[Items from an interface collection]
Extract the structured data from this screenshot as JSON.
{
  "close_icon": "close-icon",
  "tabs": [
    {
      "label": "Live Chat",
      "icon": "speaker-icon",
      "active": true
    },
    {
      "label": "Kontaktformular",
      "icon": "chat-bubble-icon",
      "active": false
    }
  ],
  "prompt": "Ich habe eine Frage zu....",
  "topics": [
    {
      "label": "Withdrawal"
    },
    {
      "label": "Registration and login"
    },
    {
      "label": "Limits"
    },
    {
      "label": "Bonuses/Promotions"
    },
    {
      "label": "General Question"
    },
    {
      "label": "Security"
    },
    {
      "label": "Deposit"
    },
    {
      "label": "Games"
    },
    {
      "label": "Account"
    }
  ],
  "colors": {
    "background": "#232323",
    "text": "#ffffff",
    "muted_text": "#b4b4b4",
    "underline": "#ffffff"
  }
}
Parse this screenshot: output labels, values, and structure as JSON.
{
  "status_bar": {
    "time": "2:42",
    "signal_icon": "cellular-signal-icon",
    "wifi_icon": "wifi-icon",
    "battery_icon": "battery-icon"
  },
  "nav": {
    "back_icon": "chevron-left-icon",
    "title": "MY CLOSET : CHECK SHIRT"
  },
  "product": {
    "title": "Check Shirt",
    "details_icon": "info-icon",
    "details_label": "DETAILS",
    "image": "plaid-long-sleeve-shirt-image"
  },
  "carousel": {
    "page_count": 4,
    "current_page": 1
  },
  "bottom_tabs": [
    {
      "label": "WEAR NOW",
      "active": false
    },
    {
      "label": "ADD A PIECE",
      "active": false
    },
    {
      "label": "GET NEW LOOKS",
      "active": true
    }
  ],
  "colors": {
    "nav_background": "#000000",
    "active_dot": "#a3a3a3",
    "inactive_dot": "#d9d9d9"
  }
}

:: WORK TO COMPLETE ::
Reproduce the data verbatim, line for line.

:: TASK ANSWER ::
Extract the structured data from this screenshot as JSON.
{
  "close_icon": "close-icon",
  "tabs": [
    {
      "label": "Live Chat",
      "icon": "speaker-icon",
      "active": true
    },
    {
      "label": "Kontaktformular",
      "icon": "chat-bubble-icon",
      "active": false
    }
  ],
  "prompt": "Ich habe eine Frage zu....",
  "topics": [
    {
      "label": "Withdrawal"
    },
    {
      "label": "Registration and login"
    },
    {
      "label": "Limits"
    },
    {
      "label": "Bonuses/Promotions"
    },
    {
      "label": "General Question"
    },
    {
      "label": "Security"
    },
    {
      "label": "Deposit"
    },
    {
      "label": "Games"
    },
    {
      "label": "Account"
    }
  ],
  "colors": {
    "background": "#232323",
    "text": "#ffffff",
    "muted_text": "#b4b4b4",
    "underline": "#ffffff"
  }
}
Parse this screenshot: output labels, values, and structure as JSON.
{
  "status_bar": {
    "time": "2:42",
    "signal_icon": "cellular-signal-icon",
    "wifi_icon": "wifi-icon",
    "battery_icon": "battery-icon"
  },
  "nav": {
    "back_icon": "chevron-left-icon",
    "title": "MY CLOSET : CHECK SHIRT"
  },
  "product": {
    "title": "Check Shirt",
    "details_icon": "info-icon",
    "details_label": "DETAILS",
    "image": "plaid-long-sleeve-shirt-image"
  },
  "carousel": {
    "page_count": 4,
    "current_page": 1
  },
  "bottom_tabs": [
    {
      "label": "WEAR NOW",
      "active": false
    },
    {
      "label": "ADD A PIECE",
      "active": false
    },
    {
      "label": "GET NEW LOOKS",
      "active": true
    }
  ],
  "colors": {
    "nav_background": "#000000",
    "active_dot": "#a3a3a3",
    "inactive_dot": "#d9d9d9"
  }
}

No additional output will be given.